The Emergence of New Life

In last week’s reflection, we noted the weariness that afflicts so many of us as a result of a prolonged pandemic which leaves an uncertain future. We also referred to many sources which maintain that out of this form of death new life may emerge.

A story I read many years ago, Hope for the Flowers, by Trina Paulus, echoes a similar theme. It uses the image of the lowly caterpillar who creeps upon the ground only to emerges as a beautiful butterfly who soars in the air. It is a story of hope, in which life moves through a seeming death to a new and fuller life.

A fascinating review of this book is offered by author, Deepak Chopra. In part, he writes. “In Trina Paulus’ book, Hope for the Flowers, two caterpillars get caught up in the fallacy of competition and struggle to reach the top of a caterpillars pile. By journey’s end, however, they learn that their true nature, and that of every other caterpillar is not one of winning and being at the top, but of going within and emerging as beautiful butterflies who were born to soar. Like the caterpillars in that tale, very early on in our lives, we may have received messages that we must compete in order to succeed. … There seemingly must always emerge winners and losers, … with only so much glory, love, money and other resources to go around. …This response creates separation which pulls us away from the natural flow of the universe.

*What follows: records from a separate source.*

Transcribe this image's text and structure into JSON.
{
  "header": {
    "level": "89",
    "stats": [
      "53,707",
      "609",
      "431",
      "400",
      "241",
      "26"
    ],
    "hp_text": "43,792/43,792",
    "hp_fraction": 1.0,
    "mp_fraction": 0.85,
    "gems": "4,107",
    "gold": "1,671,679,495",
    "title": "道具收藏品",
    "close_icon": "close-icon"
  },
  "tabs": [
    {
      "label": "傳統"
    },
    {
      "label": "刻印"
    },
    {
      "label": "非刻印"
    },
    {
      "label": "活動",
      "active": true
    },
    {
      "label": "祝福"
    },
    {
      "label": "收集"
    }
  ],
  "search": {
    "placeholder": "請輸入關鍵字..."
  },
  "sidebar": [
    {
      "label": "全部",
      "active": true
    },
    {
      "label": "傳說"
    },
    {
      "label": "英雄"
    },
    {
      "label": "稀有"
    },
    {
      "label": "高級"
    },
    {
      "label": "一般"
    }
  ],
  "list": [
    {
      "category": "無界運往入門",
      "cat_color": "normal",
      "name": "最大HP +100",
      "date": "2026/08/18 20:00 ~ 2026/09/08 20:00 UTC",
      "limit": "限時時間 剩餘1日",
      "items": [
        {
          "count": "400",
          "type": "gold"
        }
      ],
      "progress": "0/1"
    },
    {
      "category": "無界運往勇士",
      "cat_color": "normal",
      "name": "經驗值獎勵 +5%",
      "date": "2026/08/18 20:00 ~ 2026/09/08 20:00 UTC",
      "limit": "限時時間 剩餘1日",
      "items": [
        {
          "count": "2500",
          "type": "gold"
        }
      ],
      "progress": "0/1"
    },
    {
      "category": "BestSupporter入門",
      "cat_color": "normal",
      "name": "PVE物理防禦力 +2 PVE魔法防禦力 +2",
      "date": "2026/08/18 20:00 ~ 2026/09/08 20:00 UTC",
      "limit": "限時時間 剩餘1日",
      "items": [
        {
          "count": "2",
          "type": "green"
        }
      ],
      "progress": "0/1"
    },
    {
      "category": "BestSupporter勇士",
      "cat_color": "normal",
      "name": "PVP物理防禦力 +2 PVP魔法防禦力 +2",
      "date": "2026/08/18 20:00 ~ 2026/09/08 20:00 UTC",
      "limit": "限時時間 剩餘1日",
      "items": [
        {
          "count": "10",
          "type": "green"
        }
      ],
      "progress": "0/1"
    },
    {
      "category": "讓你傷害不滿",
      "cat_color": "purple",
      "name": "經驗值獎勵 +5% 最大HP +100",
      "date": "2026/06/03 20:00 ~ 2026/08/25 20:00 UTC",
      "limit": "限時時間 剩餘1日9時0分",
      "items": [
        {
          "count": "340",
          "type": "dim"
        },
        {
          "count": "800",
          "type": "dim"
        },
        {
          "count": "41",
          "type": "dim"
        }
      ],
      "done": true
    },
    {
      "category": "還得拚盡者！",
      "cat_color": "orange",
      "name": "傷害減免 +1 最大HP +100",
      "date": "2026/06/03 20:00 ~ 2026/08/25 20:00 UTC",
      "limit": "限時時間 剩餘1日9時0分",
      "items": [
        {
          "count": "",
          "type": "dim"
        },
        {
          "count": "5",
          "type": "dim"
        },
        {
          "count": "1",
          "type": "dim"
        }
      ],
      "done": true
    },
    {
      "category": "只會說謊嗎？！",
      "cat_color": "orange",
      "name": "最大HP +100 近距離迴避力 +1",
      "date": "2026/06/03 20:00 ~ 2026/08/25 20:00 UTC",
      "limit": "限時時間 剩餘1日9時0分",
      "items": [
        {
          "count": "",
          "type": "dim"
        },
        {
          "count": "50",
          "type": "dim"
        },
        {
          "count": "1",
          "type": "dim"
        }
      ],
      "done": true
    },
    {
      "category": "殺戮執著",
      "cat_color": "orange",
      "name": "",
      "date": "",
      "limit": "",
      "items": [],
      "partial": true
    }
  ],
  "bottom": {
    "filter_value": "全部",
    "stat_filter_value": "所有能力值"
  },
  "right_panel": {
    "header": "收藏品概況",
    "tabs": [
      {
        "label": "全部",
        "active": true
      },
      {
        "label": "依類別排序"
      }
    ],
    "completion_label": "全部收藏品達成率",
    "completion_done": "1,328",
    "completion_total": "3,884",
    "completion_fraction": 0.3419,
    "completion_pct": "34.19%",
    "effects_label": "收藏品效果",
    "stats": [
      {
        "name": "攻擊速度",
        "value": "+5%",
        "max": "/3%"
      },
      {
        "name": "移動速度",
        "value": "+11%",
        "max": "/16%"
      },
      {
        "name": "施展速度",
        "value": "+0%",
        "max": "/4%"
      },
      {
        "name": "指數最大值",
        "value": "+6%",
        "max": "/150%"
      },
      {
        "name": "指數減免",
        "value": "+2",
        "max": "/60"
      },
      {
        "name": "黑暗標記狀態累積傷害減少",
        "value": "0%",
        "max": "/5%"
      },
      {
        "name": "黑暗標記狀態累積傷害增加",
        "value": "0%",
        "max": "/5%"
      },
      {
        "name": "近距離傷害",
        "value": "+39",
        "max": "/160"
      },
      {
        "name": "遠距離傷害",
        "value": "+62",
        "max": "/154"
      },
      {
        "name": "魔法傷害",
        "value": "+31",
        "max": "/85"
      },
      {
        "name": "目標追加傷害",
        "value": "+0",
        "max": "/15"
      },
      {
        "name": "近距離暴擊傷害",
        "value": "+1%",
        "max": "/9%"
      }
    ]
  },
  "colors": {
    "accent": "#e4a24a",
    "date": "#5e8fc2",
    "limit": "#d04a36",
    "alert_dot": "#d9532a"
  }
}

“The truth is that abundance exists all around us, in nature, in our local grocery stores, in the deep love of our friends and family – everywhere in the universe. In going within and connecting with the true self, we find it easier to understand this and appreciate what we already have. … From this place of gratitude, we invite our egos to step aside and we feel a greater kinship with everyone and everything around us. … We experience a new way of being, choosing to see the world as an abundant place with room enough for all to express their unique talents and succeed. Here, we step into, and embrace unity, peace and infinite abundance.”

Theologian and sociologist, Gregory Baum, expresses a similar view. He writes vividly that human life can be shattered–by failures, sickness, disappointments, accidents, and the like. “It is possible, “ he observes, “to have one’s life shattered like a precious vase and despair over ever being able to rebuild it. … These deaths in the midst of life are what we are most afraid of. “ Yet, he continues, even in these conditions there remains a summons to new life, that out of the fragments left to us after the storm, there remains the possibility of becoming more human.

In two films, one a fictionalized account, Awakenings, and the other a documentary, Alive Inside, people who have been withdrawn for a long time, suddenly awaken to who they have been, one through a drug and the other through familiar music. While the emergence is brief, it is an illustration of a constant theme in the arts, spirituality, and religion, that new life is possible, even out of situations of great loss and suffering.

The theme for our times is one of gratitude for the past and hope for the future, while living as fully, creatively, and responsibly in the present. None of the heaviness of feelings is denied but they are not given the final word on our story, they do not become the dominant theme in our life script. The theme becomes a hope for life even out of the many deaths in the midst of life. Inseparable from this underlying attitude is a sense of gratitude for the gift of life, a sense of the sacred worth of our own life, and a responsibility for honouring that life within ourselves, and gradually extending our compassion for others, and to our participation in whatever way possible in the fashioning of a more just society.

May every experience of inner sorrow or loss you experience become the birthplace of new life and hope which issue in a renewed gratitude for life and a deepening compassion for ourselves and one another.
Norman King, April 18, 2021